Yesterday I had five guests over, so my first one armed party. Noel had some family in from Dublin and invited sunny and myself-and of course Ellie-to lunch at a nearby restaurant. I suggested we come back here for coffee and dessert and more wine. Happily I had just bought some good cheese and had a baguette in the freezer. My guests bought pastries on the way back. And so we proceeded to have a fabulous afternoon, mostly telling stories and laughing a great deal. My guests even did the dishes-probably the easiest party I’ve ever organized.
Have I mentioned that I now can get out of my bionic arm and have a little relief from the constant pressure. Only at home because the arm is too vulnerable when I’m outdoors. In addition, I had my first public event-not counting restaurant meals which have been plentiful. Today Marie and I went to a concert where we heard Christian Tetzloff perform Brahms violin concerto. Despite a bit of discomfort, the performance was outstanding and I didn’t leave until midway through check Koski’s (Tchaikovsky’s) fourth symphony. It was a very pleasant day.
So my life has been boiledldown to its essentials: eating, drinking, and taking Ellie out for walks. Today our routine was disrupted by a broken elevator. There was no way I was taking Ellie down five flights of curvy marble steps. There was no way to carry her and I wasn’t sure footed enough to even risk it on my own. So I started making calls. Everyone I called was happy to help but no one was immediately available. Eventually Noel got here just as the repairman finished. So crisis resolved.
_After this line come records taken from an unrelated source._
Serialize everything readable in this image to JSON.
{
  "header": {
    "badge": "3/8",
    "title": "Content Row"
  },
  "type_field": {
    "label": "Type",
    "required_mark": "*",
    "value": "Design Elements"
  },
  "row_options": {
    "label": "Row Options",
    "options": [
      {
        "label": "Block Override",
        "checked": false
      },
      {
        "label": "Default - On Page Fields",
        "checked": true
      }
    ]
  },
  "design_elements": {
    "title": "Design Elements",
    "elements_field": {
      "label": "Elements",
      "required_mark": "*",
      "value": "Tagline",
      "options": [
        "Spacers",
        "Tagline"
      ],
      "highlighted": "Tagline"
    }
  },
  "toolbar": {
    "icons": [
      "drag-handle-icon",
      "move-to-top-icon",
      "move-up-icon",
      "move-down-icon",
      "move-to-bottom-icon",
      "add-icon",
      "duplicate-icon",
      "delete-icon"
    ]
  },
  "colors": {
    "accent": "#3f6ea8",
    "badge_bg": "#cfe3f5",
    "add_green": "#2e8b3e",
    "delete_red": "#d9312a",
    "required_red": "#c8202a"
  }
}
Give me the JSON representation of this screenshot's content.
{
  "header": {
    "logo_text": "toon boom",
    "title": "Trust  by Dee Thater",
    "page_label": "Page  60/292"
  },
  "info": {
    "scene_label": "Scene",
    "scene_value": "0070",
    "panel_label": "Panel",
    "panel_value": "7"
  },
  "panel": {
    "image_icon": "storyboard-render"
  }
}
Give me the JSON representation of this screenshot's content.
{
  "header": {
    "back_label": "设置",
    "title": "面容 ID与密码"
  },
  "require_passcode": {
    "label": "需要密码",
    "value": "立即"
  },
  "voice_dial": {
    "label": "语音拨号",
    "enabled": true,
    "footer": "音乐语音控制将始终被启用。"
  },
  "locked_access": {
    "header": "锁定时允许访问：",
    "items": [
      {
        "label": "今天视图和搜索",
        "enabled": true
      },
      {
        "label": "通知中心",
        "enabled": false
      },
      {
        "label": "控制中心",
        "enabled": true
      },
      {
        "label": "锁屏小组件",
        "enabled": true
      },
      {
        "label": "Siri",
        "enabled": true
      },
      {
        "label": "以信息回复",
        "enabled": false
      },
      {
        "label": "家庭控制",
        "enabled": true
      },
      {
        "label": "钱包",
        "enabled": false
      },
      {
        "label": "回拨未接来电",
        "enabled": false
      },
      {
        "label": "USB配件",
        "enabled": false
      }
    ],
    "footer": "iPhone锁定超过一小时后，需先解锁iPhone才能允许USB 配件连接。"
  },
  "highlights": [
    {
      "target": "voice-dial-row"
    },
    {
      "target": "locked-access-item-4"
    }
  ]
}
Later I met Elisabetta on the promenade des Anglais and ran into Marie by chance at the same time. We all had lunch together at a church, in the crypt, where for €11 we had a three course meal which included a charitable contribution to feed the hungry. It was quite tasty.